PROBLEM DESCRIPTION ▸
Each line of the material must be returned exactly.

RECORD EXTRACTS ▸
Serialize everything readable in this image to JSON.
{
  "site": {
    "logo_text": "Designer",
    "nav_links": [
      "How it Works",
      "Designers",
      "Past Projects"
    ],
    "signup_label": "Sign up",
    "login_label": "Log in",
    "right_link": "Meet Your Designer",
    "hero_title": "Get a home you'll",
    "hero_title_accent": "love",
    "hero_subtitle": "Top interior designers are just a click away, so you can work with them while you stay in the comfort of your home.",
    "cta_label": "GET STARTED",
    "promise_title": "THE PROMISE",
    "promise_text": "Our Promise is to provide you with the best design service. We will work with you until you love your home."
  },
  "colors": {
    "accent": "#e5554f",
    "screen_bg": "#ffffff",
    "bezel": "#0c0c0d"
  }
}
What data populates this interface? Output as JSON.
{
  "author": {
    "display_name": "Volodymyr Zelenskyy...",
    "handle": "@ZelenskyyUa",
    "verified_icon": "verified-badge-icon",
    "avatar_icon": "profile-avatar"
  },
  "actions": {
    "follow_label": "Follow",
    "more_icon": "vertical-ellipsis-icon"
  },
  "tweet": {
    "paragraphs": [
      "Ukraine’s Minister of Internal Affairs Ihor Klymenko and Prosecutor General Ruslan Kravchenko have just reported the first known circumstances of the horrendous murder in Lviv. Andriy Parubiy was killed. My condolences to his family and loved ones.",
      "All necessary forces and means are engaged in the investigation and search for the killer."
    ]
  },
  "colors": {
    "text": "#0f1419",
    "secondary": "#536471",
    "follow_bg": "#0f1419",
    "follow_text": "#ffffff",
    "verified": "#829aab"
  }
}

RESPONSE BOX ▸
Serialize everything readable in this image to JSON.
{
  "site": {
    "logo_text": "Designer",
    "nav_links": [
      "How it Works",
      "Designers",
      "Past Projects"
    ],
    "signup_label": "Sign up",
    "login_label": "Log in",
    "right_link": "Meet Your Designer",
    "hero_title": "Get a home you'll",
    "hero_title_accent": "love",
    "hero_subtitle": "Top interior designers are just a click away, so you can work with them while you stay in the comfort of your home.",
    "cta_label": "GET STARTED",
    "promise_title": "THE PROMISE",
    "promise_text": "Our Promise is to provide you with the best design service. We will work with you until you love your home."
  },
  "colors": {
    "accent": "#e5554f",
    "screen_bg": "#ffffff",
    "bezel": "#0c0c0d"
  }
}
What data populates this interface? Output as JSON.
{
  "author": {
    "display_name": "Volodymyr Zelenskyy...",
    "handle": "@ZelenskyyUa",
    "verified_icon": "verified-badge-icon",
    "avatar_icon": "profile-avatar"
  },
  "actions": {
    "follow_label": "Follow",
    "more_icon": "vertical-ellipsis-icon"
  },
  "tweet": {
    "paragraphs": [
      "Ukraine’s Minister of Internal Affairs Ihor Klymenko and Prosecutor General Ruslan Kravchenko have just reported the first known circumstances of the horrendous murder in Lviv. Andriy Parubiy was killed. My condolences to his family and loved ones.",
      "All necessary forces and means are engaged in the investigation and search for the killer."
    ]
  },
  "colors": {
    "text": "#0f1419",
    "secondary": "#536471",
    "follow_bg": "#0f1419",
    "follow_text": "#ffffff",
    "verified": "#829aab"
  }
}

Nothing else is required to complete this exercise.